The aims of the present thesis were to ascertain the prevalence of psychiatric disorders in children with CP, and to assess to what extent psychiatric disorders were associated with co-existing medical conditions. Further, the aim was to assess the prevalence of autism spectrum symptoms in children with CP, using the Autism Spectrum Screening Questionnaire (ASSQ). Likewise, we aimed to compare mental health problems in children with CP to a population based sample using the Strengths and Difficulties Questionnaire (SDQ), and to evaluate the SDQ as a screeing instrument in children with CP.
The thesis is based on a population including children with CP diagnosed according to ICD-10 criteria under G.80.0-G80.9, born in 2001-2003 and living in the Western Health Region of Norway. Children were assessed at school starting age, and parents of all children taking part in the study were interviewed using the child psychiatric diagnostic instrument, the Kiddie-SADS. Psychiatric disorders were diagnosed according to DSM-IV criteria. Mental health problems were assessed using the SDQ, and problems with social functioning were assessed using the ASSQ. Medical information was gathered through medical records and a medical examination.
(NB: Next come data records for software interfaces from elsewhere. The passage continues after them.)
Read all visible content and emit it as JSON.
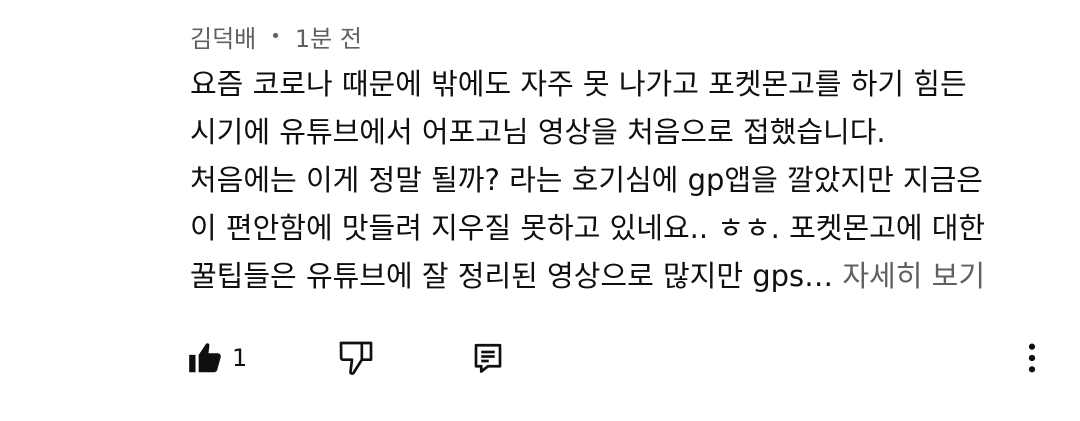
{
  "comment": {
    "author": "김덕배",
    "separator": "•",
    "time": "1분 전",
    "lines": [
      "요즘 코로나 때문에 밖에도 자주 못 나가고 포켓몬고를 하기 힘든",
      "시기에 유튜브에서 어포고님 영상을 처음으로 접했습니다.",
      "처음에는 이게 정말 될까?  라는 호기심에 gp앱을 깔았지만 지금은",
      "이 편안함에 맛들려 지우질 못하고 있네요.. ㅎㅎ. 포켓몬고에 대한",
      "꿀팁들은 유튜브에 잘 정리된 영상으로 많지만 gps… "
    ],
    "more_label": "자세히 보기"
  },
  "actions": {
    "like_icon": "thumbs-up-filled-icon",
    "like_count": "1",
    "dislike_icon": "thumbs-down-outline-icon",
    "reply_icon": "reply-comment-icon",
    "menu_icon": "more-vertical-icon"
  },
  "colors": {
    "text": "#0f0f0f",
    "secondary": "#606060",
    "background": "#ffffff"
  }
}
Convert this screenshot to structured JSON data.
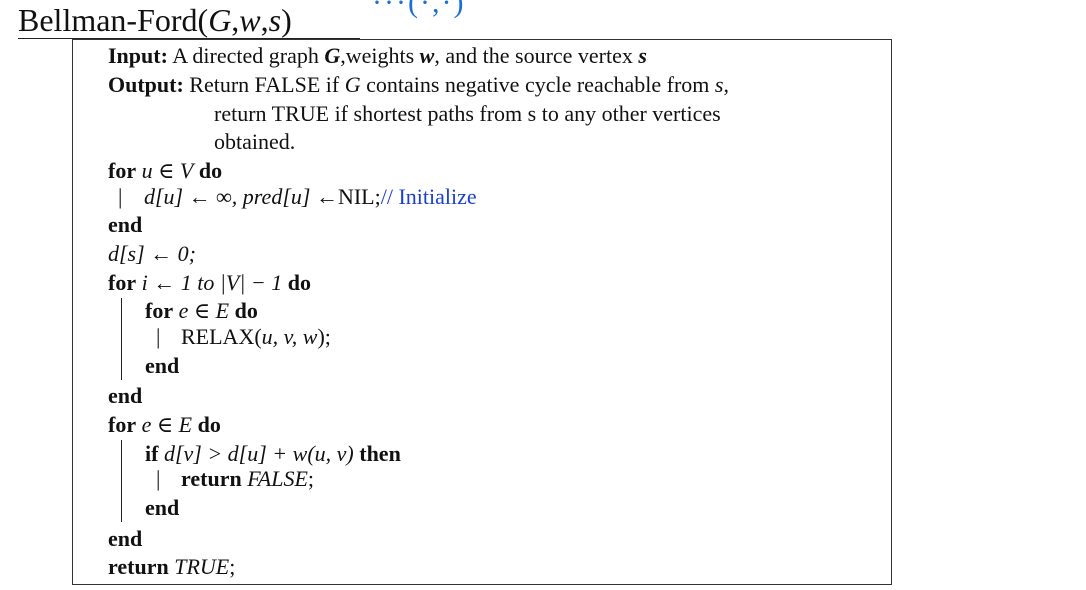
{
  "cut_glyphs": "···(·,·)",
  "title": {
    "name": "Bellman-Ford(",
    "g": "G",
    "comma1": ",",
    "w": "w",
    "comma2": ",",
    "s": "s",
    "close": ")"
  },
  "input": {
    "label": "Input:",
    "text1": "A directed graph ",
    "g": "G",
    "text2": ",weights ",
    "w": "w",
    "text3": ", and the source vertex ",
    "s": "s"
  },
  "output": {
    "label": "Output:",
    "line1a": "Return FALSE if ",
    "line1g": "G",
    "line1b": " contains negative cycle reachable from ",
    "line1s": "s",
    "line1c": ",",
    "line2": "return TRUE if shortest paths from s to any other vertices",
    "line3": "obtained."
  },
  "code": {
    "for1_kw": "for",
    "for1_expr": "u ∈ V",
    "do_kw": "do",
    "init_stmt": "d[u] ← ∞, pred[u] ←",
    "init_nil": "NIL;",
    "init_comment": "// Initialize",
    "end_kw": "end",
    "ds_stmt": "d[s] ← 0;",
    "for2_expr_a": "i ← 1 ",
    "for2_to": "to",
    "for2_expr_b": " |V| − 1",
    "for3_expr": "e ∈ E",
    "relax_name": "RELAX(",
    "relax_args": "u, v, w",
    "relax_close": ");",
    "for4_expr": "e ∈ E",
    "if_kw": "if",
    "if_expr": "d[v] > d[u] + w(u, v)",
    "then_kw": "then",
    "return_kw": "return",
    "false_val": "FALSE",
    "true_val": "TRUE",
    "semicolon": ";"
  }
}
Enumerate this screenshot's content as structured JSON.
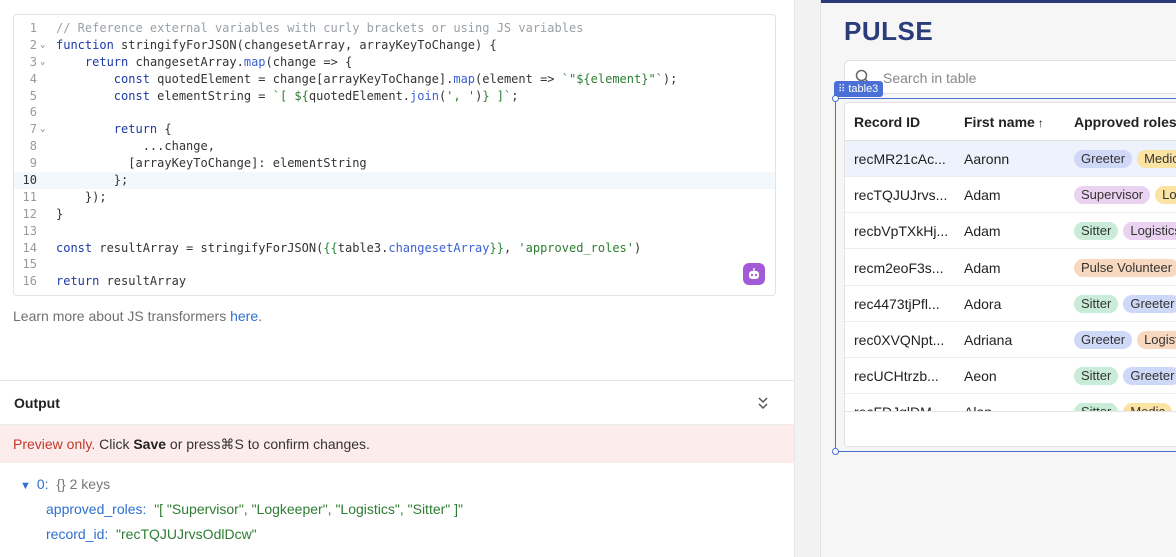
{
  "editor": {
    "lines": [
      {
        "n": "1",
        "fold": "",
        "html": "<span class=\"c-cm\">// Reference external variables with curly brackets or using JS variables</span>"
      },
      {
        "n": "2",
        "fold": "v",
        "html": "<span class=\"c-kw\">function</span> stringifyForJSON(changesetArray, arrayKeyToChange) {"
      },
      {
        "n": "3",
        "fold": "v",
        "html": "    <span class=\"c-kw\">return</span> changesetArray.<span class=\"c-call\">map</span>(change => {"
      },
      {
        "n": "4",
        "fold": "",
        "html": "        <span class=\"c-kw\">const</span> quotedElement = change[arrayKeyToChange].<span class=\"c-call\">map</span>(element => <span class=\"c-str\">`\"${element}\"`</span>);"
      },
      {
        "n": "5",
        "fold": "",
        "html": "        <span class=\"c-kw\">const</span> elementString = <span class=\"c-str\">`[ ${</span>quotedElement.<span class=\"c-call\">join</span>(<span class=\"c-str\">', '</span>)<span class=\"c-str\">} ]`</span>;"
      },
      {
        "n": "6",
        "fold": "",
        "html": ""
      },
      {
        "n": "7",
        "fold": "v",
        "html": "        <span class=\"c-kw\">return</span> {"
      },
      {
        "n": "8",
        "fold": "",
        "html": "            ...change,"
      },
      {
        "n": "9",
        "fold": "",
        "html": "          [arrayKeyToChange]: elementString"
      },
      {
        "n": "10",
        "fold": "",
        "html": "        };",
        "active": true
      },
      {
        "n": "11",
        "fold": "",
        "html": "    });"
      },
      {
        "n": "12",
        "fold": "",
        "html": "}"
      },
      {
        "n": "13",
        "fold": "",
        "html": ""
      },
      {
        "n": "14",
        "fold": "",
        "html": "<span class=\"c-kw\">const</span> resultArray = stringifyForJSON(<span class=\"c-brace\">{{</span>table3.<span class=\"c-call\">changesetArray</span><span class=\"c-brace\">}}</span>, <span class=\"c-str\">'approved_roles'</span>)"
      },
      {
        "n": "15",
        "fold": "",
        "html": ""
      },
      {
        "n": "16",
        "fold": "",
        "html": "<span class=\"c-kw\">return</span> resultArray"
      }
    ]
  },
  "learn": {
    "prefix": "Learn more about JS transformers ",
    "link": "here",
    "suffix": "."
  },
  "output": {
    "title": "Output",
    "preview_warn": "Preview only.",
    "preview_mid1": " Click ",
    "preview_save": "Save",
    "preview_mid2": " or press",
    "preview_shortcut": "⌘S",
    "preview_end": " to confirm changes.",
    "root_key": "0:",
    "root_meta": "{}  2 keys",
    "fields": [
      {
        "key": "approved_roles:",
        "value": "\"[ \"Supervisor\", \"Logkeeper\", \"Logistics\", \"Sitter\" ]\""
      },
      {
        "key": "record_id:",
        "value": "\"recTQJUJrvsOdlDcw\""
      }
    ]
  },
  "canvas": {
    "title": "PULSE",
    "search_placeholder": "Search in table",
    "component_tag": "table3",
    "columns": [
      "Record ID",
      "First name",
      "Approved roles"
    ],
    "sort_indicator": "↑",
    "rows": [
      {
        "id": "recMR21cAc...",
        "first": "Aaronn",
        "roles": [
          {
            "t": "Greeter",
            "c": "#cfd8f7"
          },
          {
            "t": "Medic",
            "c": "#fbe3a4"
          }
        ],
        "selected": true
      },
      {
        "id": "recTQJUJrvs...",
        "first": "Adam",
        "roles": [
          {
            "t": "Supervisor",
            "c": "#ead3f1"
          },
          {
            "t": "Logkeeper",
            "c": "#fbe3a4"
          }
        ]
      },
      {
        "id": "recbVpTXkHj...",
        "first": "Adam",
        "roles": [
          {
            "t": "Sitter",
            "c": "#c9ecd8"
          },
          {
            "t": "Logistics",
            "c": "#ead3f1"
          }
        ]
      },
      {
        "id": "recm2eoF3s...",
        "first": "Adam",
        "roles": [
          {
            "t": "Pulse Volunteer",
            "c": "#f8d9bf"
          }
        ]
      },
      {
        "id": "rec4473tjPfl...",
        "first": "Adora",
        "roles": [
          {
            "t": "Sitter",
            "c": "#c9ecd8"
          },
          {
            "t": "Greeter",
            "c": "#cfd8f7"
          }
        ]
      },
      {
        "id": "rec0XVQNpt...",
        "first": "Adriana",
        "roles": [
          {
            "t": "Greeter",
            "c": "#cfd8f7"
          },
          {
            "t": "Logistics",
            "c": "#f8d9bf"
          }
        ]
      },
      {
        "id": "recUCHtrzb...",
        "first": "Aeon",
        "roles": [
          {
            "t": "Sitter",
            "c": "#c9ecd8"
          },
          {
            "t": "Greeter",
            "c": "#cfd8f7"
          }
        ]
      },
      {
        "id": "recFDJqlDM...",
        "first": "Alan",
        "roles": [
          {
            "t": "Sitter",
            "c": "#c9ecd8"
          },
          {
            "t": "Medic",
            "c": "#fbe3a4"
          }
        ]
      }
    ]
  },
  "colors": {
    "accent": "#4a6fd6",
    "brand": "#2b3c7a",
    "bot": "#a25ad6",
    "preview_bg": "#fdecec"
  },
  "icons": {
    "bot": "bot-icon",
    "collapse": "chevrons-down-icon",
    "search": "search-icon",
    "grip": "grip-icon",
    "tree": "caret-down-icon"
  }
}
Psychiatric disorders were found in almost one in two children with CP according to Kiddie-SADS. The burden of mental health problems was even higher, with two in three children scoring above a population cut-off at 90th percentile when using the SDQ. Peer problems were most common, with nine in ten children scoring above the 90th percentile. When using the ASSQ, one in five children scored above a population cut-off at 98th percentile. There was a considerable co-occurrence of mental health problems. Using the Kiddie-SADS as a gold standard, results from SDQ total difficulties score in children with CP were compared. Sensitivity was 0.85, and specificity was 0.55.
Conclusion: A high prevalence of psychiatric disorders in children with CP was found. Autism spectrum symptoms, possibly representing autism spectrum disorders, were highly prevalent. Co-existing medical conditions and co-occurring mental health problems were common, representing a challenge when diagnosing psychiatric disorders in children with CP. Mental health screening is recommended at school starting age in children with CP.